Task details:
Copy all entries verbatim and keep any pictures out of the copy.

(Data in this exercise Opens)

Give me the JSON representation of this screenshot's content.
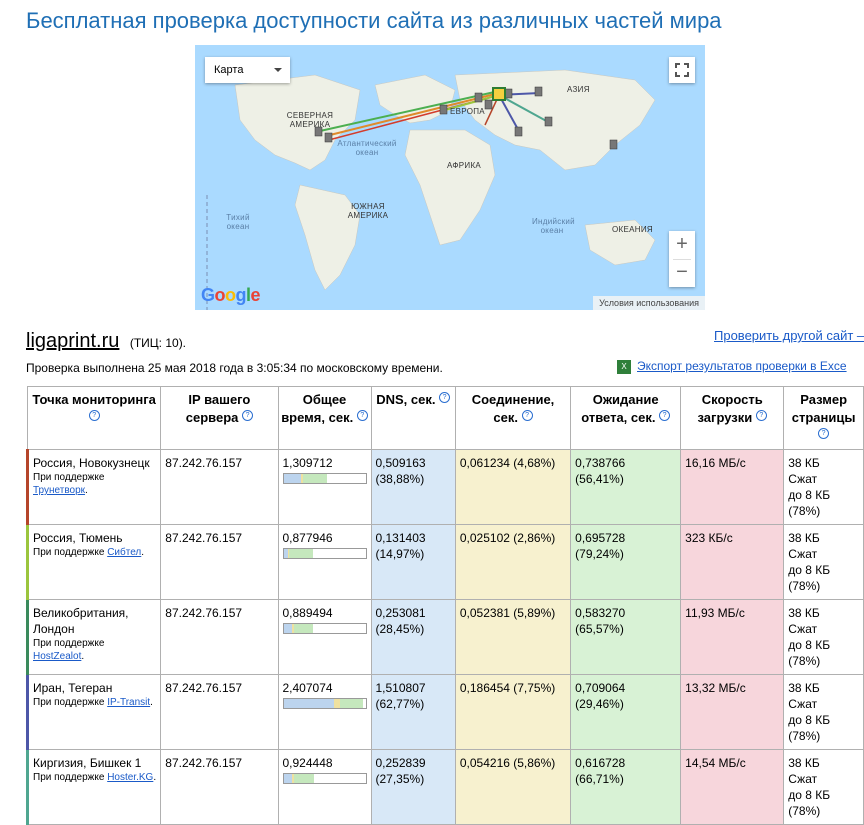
{
  "page": {
    "title": "Бесплатная проверка доступности сайта из различных частей мира"
  },
  "map": {
    "type_select": "Карта",
    "labels": {
      "north_america": "СЕВЕРНАЯ АМЕРИКА",
      "europe": "ЕВРОПА",
      "asia": "АЗИЯ",
      "africa": "АФРИКА",
      "south_america": "ЮЖНАЯ АМЕРИКА",
      "oceania": "ОКЕАНИЯ",
      "atlantic": "Атлантический океан",
      "pacific": "Тихий океан",
      "indian": "Индийский океан"
    },
    "google_logo": "Google",
    "terms": "Условия использования",
    "zoom_in": "+",
    "zoom_out": "−"
  },
  "site": {
    "domain": "ligaprint.ru",
    "tic": "(ТИЦ: 10)."
  },
  "links": {
    "check_other": "Проверить другой сайт –",
    "export": "Экспорт результатов проверки в Exce"
  },
  "status": {
    "done": "Проверка выполнена 25 мая 2018 года в 3:05:34 по московскому времени."
  },
  "table": {
    "headers": [
      "Точка мониторинга",
      "IP вашего сервера",
      "Общее время, сек.",
      "DNS, сек.",
      "Соединение, сек.",
      "Ожидание ответа, сек.",
      "Скорость загрузки",
      "Размер страницы"
    ],
    "sponsor_prefix": "При поддержке",
    "rows": [
      {
        "location": "Россия, Новокузнецк",
        "sponsor": "Трунетворк",
        "color": "#b5452a",
        "ip": "87.242.76.157",
        "total": "1,309712",
        "total_value": 1.309712,
        "dns": "0,509163",
        "dns_pct": "(38,88%)",
        "conn": "0,061234 (4,68%)",
        "wait": "0,738766",
        "wait_pct": "(56,41%)",
        "speed": "16,16 МБ/с",
        "size": [
          "38 КБ",
          "Сжат",
          "до 8 КБ",
          "(78%)"
        ]
      },
      {
        "location": "Россия, Тюмень",
        "sponsor": "Сибтел",
        "color": "#9bc53d",
        "ip": "87.242.76.157",
        "total": "0,877946",
        "total_value": 0.877946,
        "dns": "0,131403",
        "dns_pct": "(14,97%)",
        "conn": "0,025102 (2,86%)",
        "wait": "0,695728",
        "wait_pct": "(79,24%)",
        "speed": "323 КБ/с",
        "size": [
          "38 КБ",
          "Сжат",
          "до 8 КБ",
          "(78%)"
        ]
      },
      {
        "location": "Великобритания, Лондон",
        "sponsor": "HostZealot",
        "color": "#3a8a5c",
        "ip": "87.242.76.157",
        "total": "0,889494",
        "total_value": 0.889494,
        "dns": "0,253081",
        "dns_pct": "(28,45%)",
        "conn": "0,052381 (5,89%)",
        "wait": "0,583270",
        "wait_pct": "(65,57%)",
        "speed": "11,93 МБ/с",
        "size": [
          "38 КБ",
          "Сжат",
          "до 8 КБ",
          "(78%)"
        ]
      },
      {
        "location": "Иран, Тегеран",
        "sponsor": "IP-Transit",
        "color": "#4d57a8",
        "ip": "87.242.76.157",
        "total": "2,407074",
        "total_value": 2.407074,
        "dns": "1,510807",
        "dns_pct": "(62,77%)",
        "conn": "0,186454 (7,75%)",
        "wait": "0,709064",
        "wait_pct": "(29,46%)",
        "speed": "13,32 МБ/с",
        "size": [
          "38 КБ",
          "Сжат",
          "до 8 КБ",
          "(78%)"
        ]
      },
      {
        "location": "Киргизия, Бишкек 1",
        "sponsor": "Hoster.KG",
        "color": "#4fa690",
        "ip": "87.242.76.157",
        "total": "0,924448",
        "total_value": 0.924448,
        "dns": "0,252839",
        "dns_pct": "(27,35%)",
        "conn": "0,054216 (5,86%)",
        "wait": "0,616728",
        "wait_pct": "(66,71%)",
        "speed": "14,54 МБ/с",
        "size": [
          "38 КБ",
          "Сжат",
          "до 8 КБ",
          "(78%)"
        ]
      }
    ]
  }
}
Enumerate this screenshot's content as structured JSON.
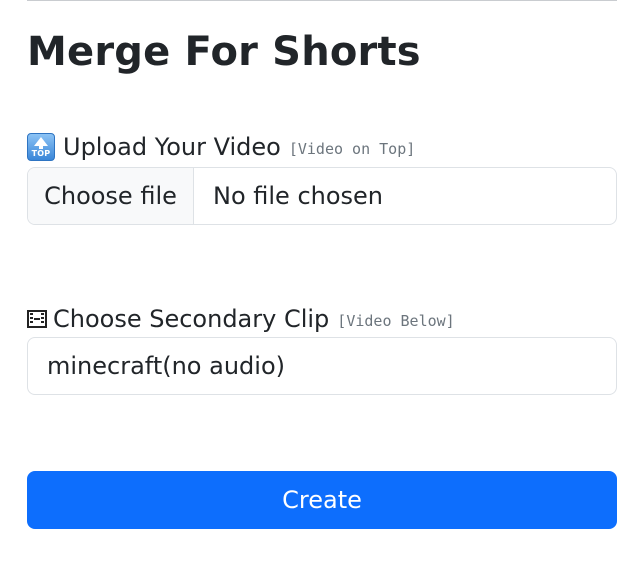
{
  "page": {
    "title": "Merge For Shorts"
  },
  "upload": {
    "icon": "top-arrow-icon",
    "label": "Upload Your Video",
    "hint": "[Video on Top]",
    "button_label": "Choose file",
    "status": "No file chosen"
  },
  "secondary": {
    "icon": "film-frames-icon",
    "label": "Choose Secondary Clip",
    "hint": "[Video Below]",
    "selected": "minecraft(no audio)"
  },
  "actions": {
    "create_label": "Create"
  },
  "colors": {
    "primary": "#0d6efd",
    "text": "#212529",
    "muted": "#6c757d",
    "border": "#dee2e6",
    "button_bg": "#f8f9fa"
  },
  "icon_text": {
    "top": "TOP"
  }
}
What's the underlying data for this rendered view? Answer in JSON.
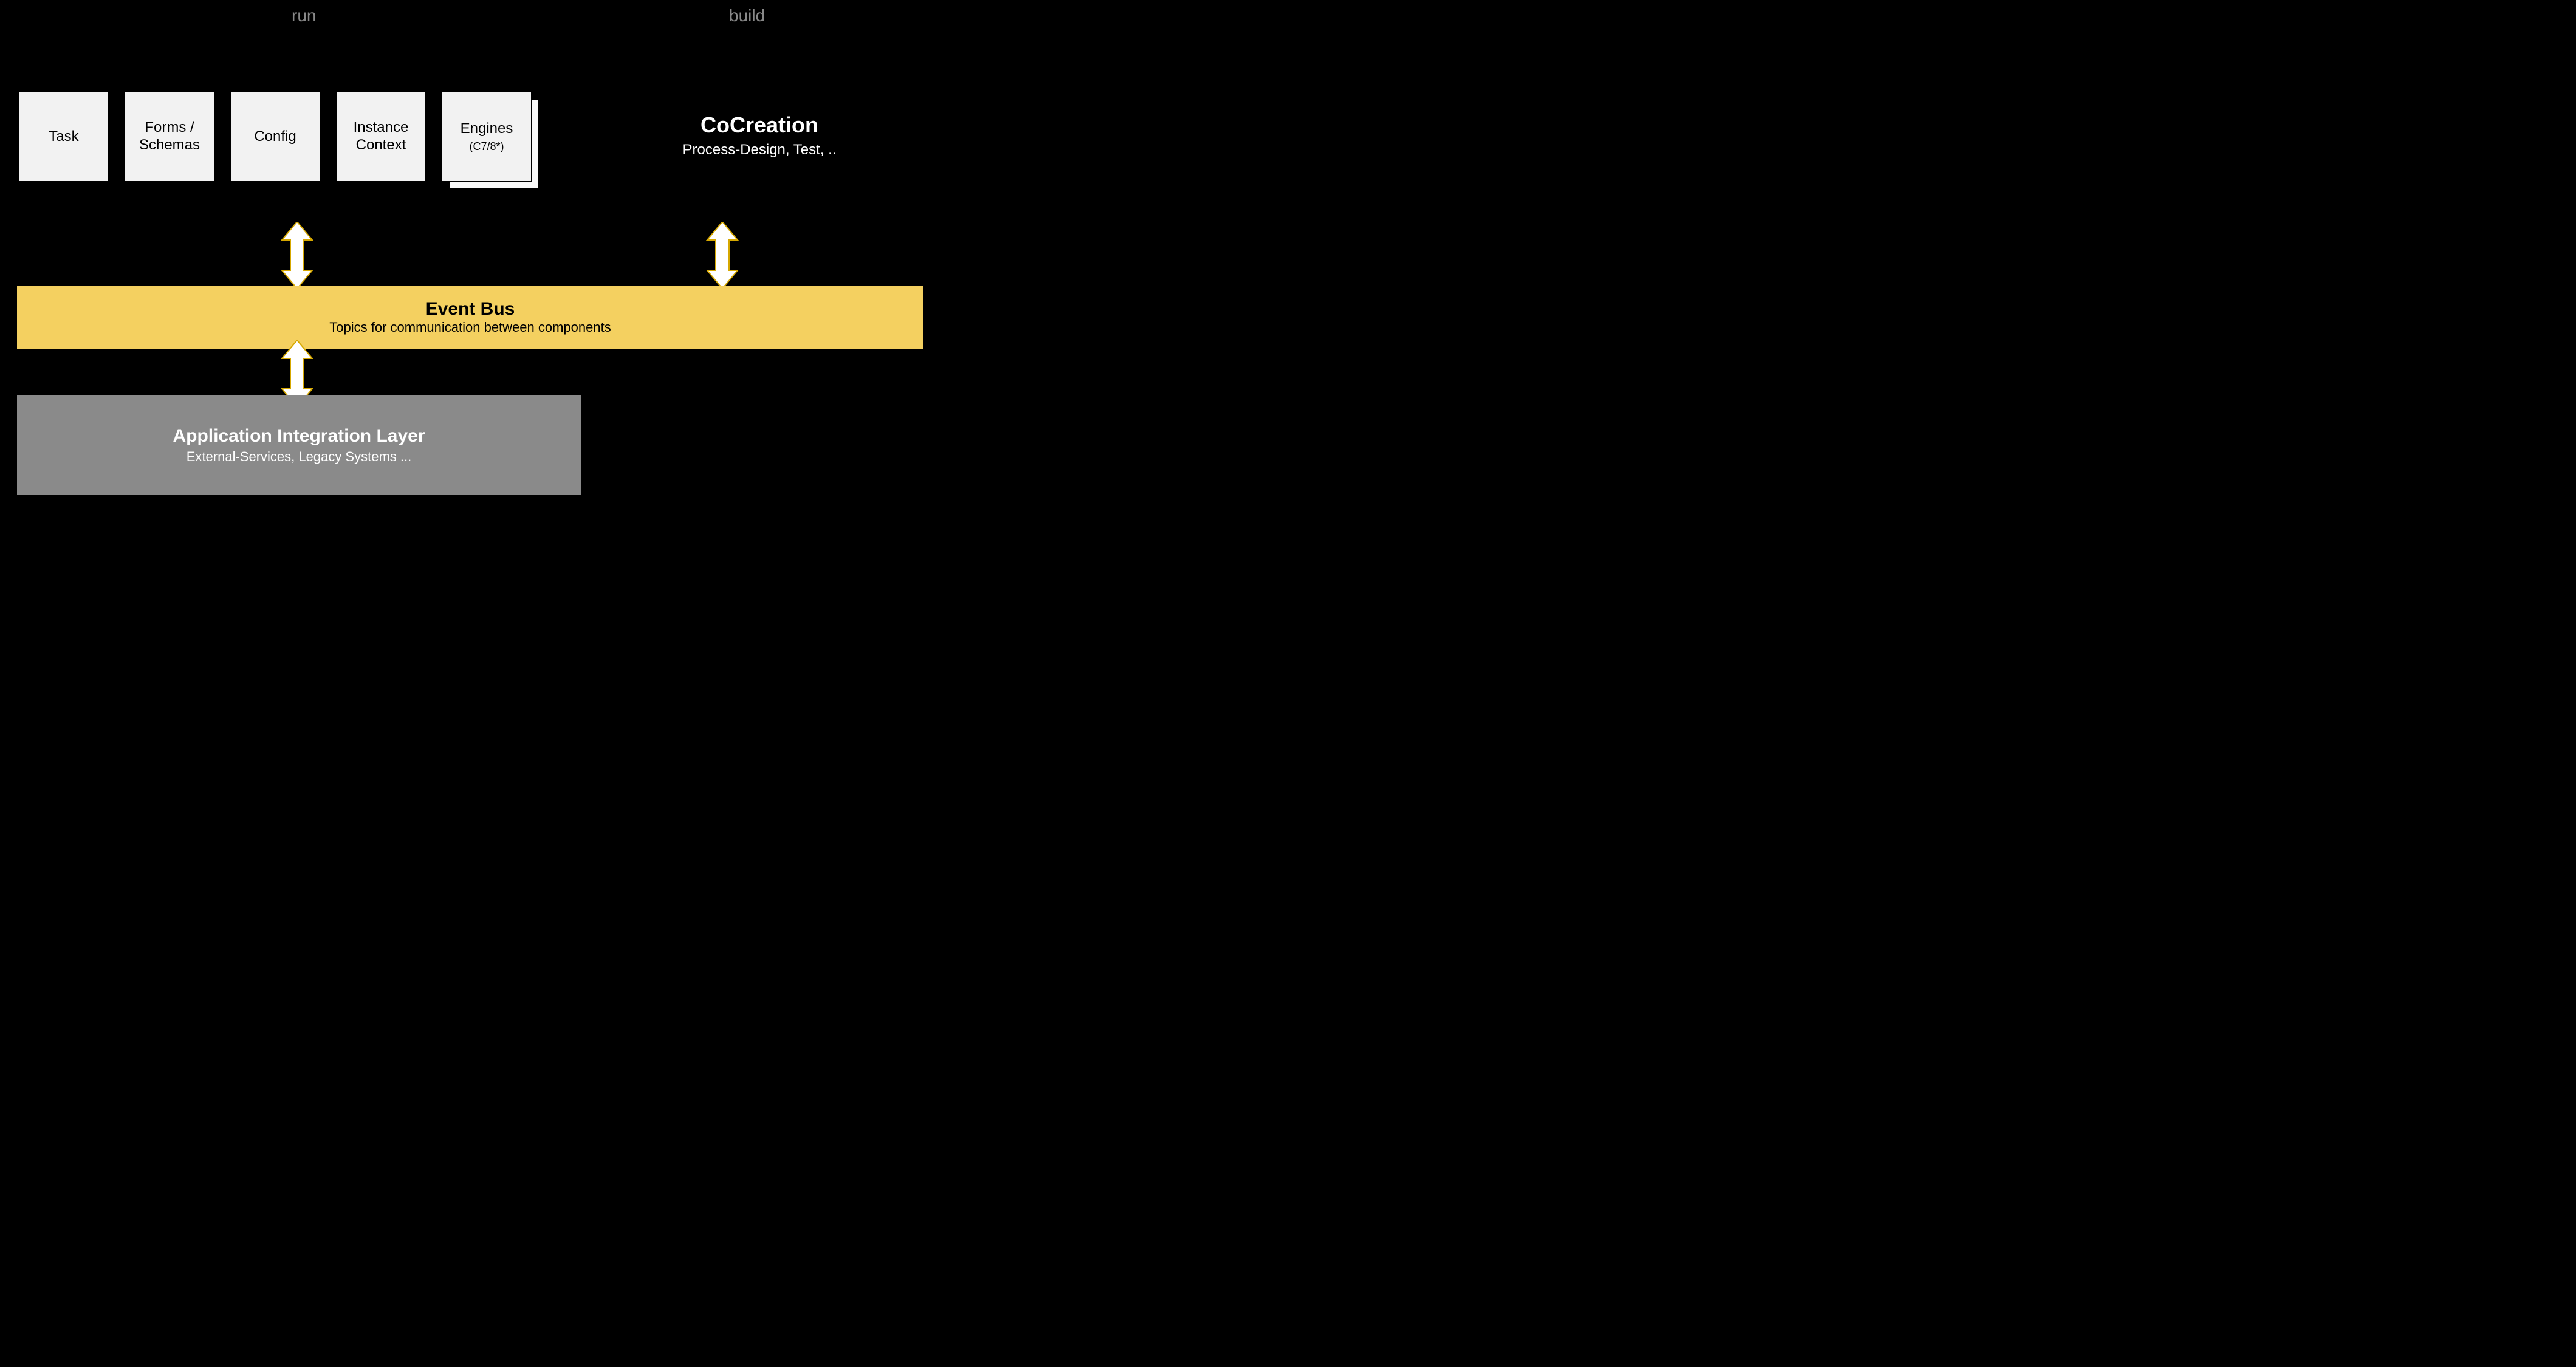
{
  "sections": {
    "run": "run",
    "build": "build"
  },
  "components": [
    {
      "label": "Task",
      "sub": ""
    },
    {
      "label": "Forms / Schemas",
      "sub": ""
    },
    {
      "label": "Config",
      "sub": ""
    },
    {
      "label": "Instance Context",
      "sub": ""
    },
    {
      "label": "Engines",
      "sub": "(C7/8*)"
    }
  ],
  "cocreation": {
    "title": "CoCreation",
    "subtitle": "Process-Design, Test, .."
  },
  "event_bus": {
    "title": "Event Bus",
    "subtitle": "Topics for communication between components"
  },
  "app_layer": {
    "title": "Application Integration Layer",
    "subtitle": "External-Services, Legacy Systems ..."
  },
  "colors": {
    "event_bus_bg": "#f4d060",
    "app_layer_bg": "#8a8a8a",
    "box_bg": "#f2f2f2"
  }
}
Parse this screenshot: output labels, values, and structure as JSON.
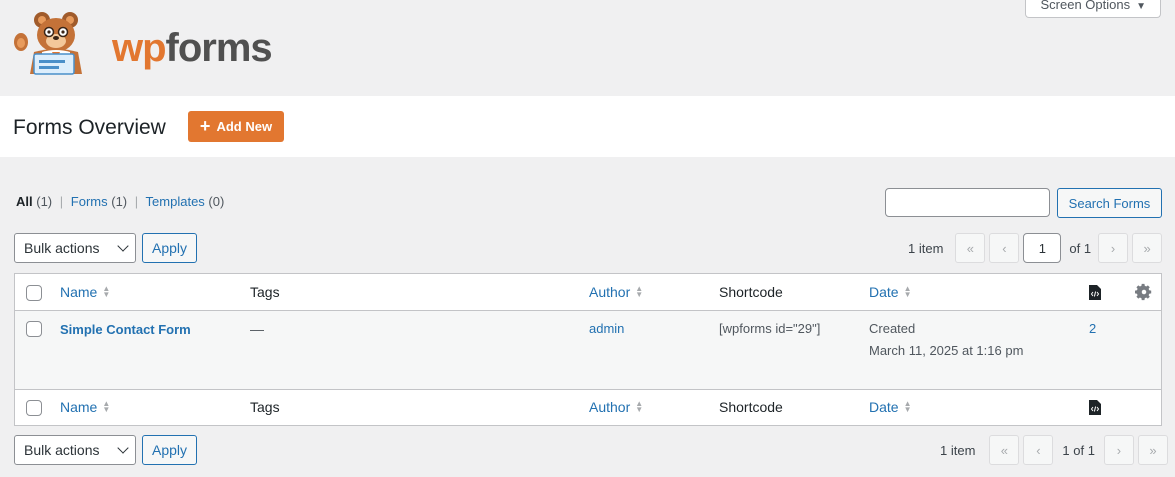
{
  "brand": {
    "part1": "wp",
    "part2": "forms"
  },
  "screen_options": {
    "label": "Screen Options",
    "arrow": "▼"
  },
  "page": {
    "title": "Forms Overview",
    "add_new_label": "Add New"
  },
  "filters": [
    {
      "label": "All",
      "count": "(1)"
    },
    {
      "label": "Forms",
      "count": "(1)"
    },
    {
      "label": "Templates",
      "count": "(0)"
    }
  ],
  "search": {
    "value": "",
    "button_label": "Search Forms"
  },
  "bulk": {
    "selected": "Bulk actions",
    "apply_label": "Apply"
  },
  "pagination_top": {
    "count": "1 item",
    "first": "«",
    "prev": "‹",
    "current": "1",
    "of": "of 1",
    "next": "›",
    "last": "»"
  },
  "pagination_bottom": {
    "count": "1 item",
    "first": "«",
    "prev": "‹",
    "page_text": "1 of 1",
    "next": "›",
    "last": "»"
  },
  "columns": {
    "name": "Name",
    "tags": "Tags",
    "author": "Author",
    "shortcode": "Shortcode",
    "date": "Date"
  },
  "rows": [
    {
      "name": "Simple Contact Form",
      "tags": "—",
      "author": "admin",
      "shortcode": "[wpforms id=\"29\"]",
      "date_status": "Created",
      "date": "March 11, 2025 at 1:16 pm",
      "entries": "2"
    }
  ],
  "colors": {
    "accent": "#e27730",
    "link": "#2271b1",
    "background": "#f0f0f1"
  },
  "icons": [
    "bear-mascot-icon",
    "plus-icon",
    "code-file-icon",
    "gear-icon",
    "sort-arrows-icon"
  ]
}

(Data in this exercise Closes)

Solution for this task:
Give me the JSON representation of this screenshot's content.
{
  "page": {
    "title": "Бесплатная проверка доступности сайта из различных частей мира"
  },
  "map": {
    "type_select": "Карта",
    "labels": {
      "north_america": "СЕВЕРНАЯ АМЕРИКА",
      "europe": "ЕВРОПА",
      "asia": "АЗИЯ",
      "africa": "АФРИКА",
      "south_america": "ЮЖНАЯ АМЕРИКА",
      "oceania": "ОКЕАНИЯ",
      "atlantic": "Атлантический океан",
      "pacific": "Тихий океан",
      "indian": "Индийский океан"
    },
    "google_logo": "Google",
    "terms": "Условия использования",
    "zoom_in": "+",
    "zoom_out": "−"
  },
  "site": {
    "domain": "ligaprint.ru",
    "tic": "(ТИЦ: 10)."
  },
  "links": {
    "check_other": "Проверить другой сайт –",
    "export": "Экспорт результатов проверки в Exce"
  },
  "status": {
    "done": "Проверка выполнена 25 мая 2018 года в 3:05:34 по московскому времени."
  },
  "table": {
    "headers": [
      "Точка мониторинга",
      "IP вашего сервера",
      "Общее время, сек.",
      "DNS, сек.",
      "Соединение, сек.",
      "Ожидание ответа, сек.",
      "Скорость загрузки",
      "Размер страницы"
    ],
    "sponsor_prefix": "При поддержке",
    "rows": [
      {
        "location": "Россия, Новокузнецк",
        "sponsor": "Трунетворк",
        "color": "#b5452a",
        "ip": "87.242.76.157",
        "total": "1,309712",
        "total_value": 1.309712,
        "dns": "0,509163",
        "dns_pct": "(38,88%)",
        "conn": "0,061234 (4,68%)",
        "wait": "0,738766",
        "wait_pct": "(56,41%)",
        "speed": "16,16 МБ/с",
        "size": [
          "38 КБ",
          "Сжат",
          "до 8 КБ",
          "(78%)"
        ]
      },
      {
        "location": "Россия, Тюмень",
        "sponsor": "Сибтел",
        "color": "#9bc53d",
        "ip": "87.242.76.157",
        "total": "0,877946",
        "total_value": 0.877946,
        "dns": "0,131403",
        "dns_pct": "(14,97%)",
        "conn": "0,025102 (2,86%)",
        "wait": "0,695728",
        "wait_pct": "(79,24%)",
        "speed": "323 КБ/с",
        "size": [
          "38 КБ",
          "Сжат",
          "до 8 КБ",
          "(78%)"
        ]
      },
      {
        "location": "Великобритания, Лондон",
        "sponsor": "HostZealot",
        "color": "#3a8a5c",
        "ip": "87.242.76.157",
        "total": "0,889494",
        "total_value": 0.889494,
        "dns": "0,253081",
        "dns_pct": "(28,45%)",
        "conn": "0,052381 (5,89%)",
        "wait": "0,583270",
        "wait_pct": "(65,57%)",
        "speed": "11,93 МБ/с",
        "size": [
          "38 КБ",
          "Сжат",
          "до 8 КБ",
          "(78%)"
        ]
      },
      {
        "location": "Иран, Тегеран",
        "sponsor": "IP-Transit",
        "color": "#4d57a8",
        "ip": "87.242.76.157",
        "total": "2,407074",
        "total_value": 2.407074,
        "dns": "1,510807",
        "dns_pct": "(62,77%)",
        "conn": "0,186454 (7,75%)",
        "wait": "0,709064",
        "wait_pct": "(29,46%)",
        "speed": "13,32 МБ/с",
        "size": [
          "38 КБ",
          "Сжат",
          "до 8 КБ",
          "(78%)"
        ]
      },
      {
        "location": "Киргизия, Бишкек 1",
        "sponsor": "Hoster.KG",
        "color": "#4fa690",
        "ip": "87.242.76.157",
        "total": "0,924448",
        "total_value": 0.924448,
        "dns": "0,252839",
        "dns_pct": "(27,35%)",
        "conn": "0,054216 (5,86%)",
        "wait": "0,616728",
        "wait_pct": "(66,71%)",
        "speed": "14,54 МБ/с",
        "size": [
          "38 КБ",
          "Сжат",
          "до 8 КБ",
          "(78%)"
        ]
      }
    ]
  }
}
Enumerate this screenshot's content as structured JSON.
{
  "page": {
    "title": "Merge For Shorts"
  },
  "upload": {
    "icon": "top-arrow-icon",
    "label": "Upload Your Video",
    "hint": "[Video on Top]",
    "button_label": "Choose file",
    "status": "No file chosen"
  },
  "secondary": {
    "icon": "film-frames-icon",
    "label": "Choose Secondary Clip",
    "hint": "[Video Below]",
    "selected": "minecraft(no audio)"
  },
  "actions": {
    "create_label": "Create"
  },
  "colors": {
    "primary": "#0d6efd",
    "text": "#212529",
    "muted": "#6c757d",
    "border": "#dee2e6",
    "button_bg": "#f8f9fa"
  },
  "icon_text": {
    "top": "TOP"
  }
}
What's the underlying data for this rendered view? Answer in JSON.
{
  "sections": {
    "run": "run",
    "build": "build"
  },
  "components": [
    {
      "label": "Task",
      "sub": ""
    },
    {
      "label": "Forms / Schemas",
      "sub": ""
    },
    {
      "label": "Config",
      "sub": ""
    },
    {
      "label": "Instance Context",
      "sub": ""
    },
    {
      "label": "Engines",
      "sub": "(C7/8*)"
    }
  ],
  "cocreation": {
    "title": "CoCreation",
    "subtitle": "Process-Design, Test, .."
  },
  "event_bus": {
    "title": "Event Bus",
    "subtitle": "Topics for communication between components"
  },
  "app_layer": {
    "title": "Application Integration Layer",
    "subtitle": "External-Services, Legacy Systems ..."
  },
  "colors": {
    "event_bus_bg": "#f4d060",
    "app_layer_bg": "#8a8a8a",
    "box_bg": "#f2f2f2"
  }
}
Parse this screenshot: output labels, values, and structure as JSON.
{
  "brand": {
    "part1": "wp",
    "part2": "forms"
  },
  "screen_options": {
    "label": "Screen Options",
    "arrow": "▼"
  },
  "page": {
    "title": "Forms Overview",
    "add_new_label": "Add New"
  },
  "filters": [
    {
      "label": "All",
      "count": "(1)"
    },
    {
      "label": "Forms",
      "count": "(1)"
    },
    {
      "label": "Templates",
      "count": "(0)"
    }
  ],
  "search": {
    "value": "",
    "button_label": "Search Forms"
  },
  "bulk": {
    "selected": "Bulk actions",
    "apply_label": "Apply"
  },
  "pagination_top": {
    "count": "1 item",
    "first": "«",
    "prev": "‹",
    "current": "1",
    "of": "of 1",
    "next": "›",
    "last": "»"
  },
  "pagination_bottom": {
    "count": "1 item",
    "first": "«",
    "prev": "‹",
    "page_text": "1 of 1",
    "next": "›",
    "last": "»"
  },
  "columns": {
    "name": "Name",
    "tags": "Tags",
    "author": "Author",
    "shortcode": "Shortcode",
    "date": "Date"
  },
  "rows": [
    {
      "name": "Simple Contact Form",
      "tags": "—",
      "author": "admin",
      "shortcode": "[wpforms id=\"29\"]",
      "date_status": "Created",
      "date": "March 11, 2025 at 1:16 pm",
      "entries": "2"
    }
  ],
  "colors": {
    "accent": "#e27730",
    "link": "#2271b1",
    "background": "#f0f0f1"
  },
  "icons": [
    "bear-mascot-icon",
    "plus-icon",
    "code-file-icon",
    "gear-icon",
    "sort-arrows-icon"
  ]
}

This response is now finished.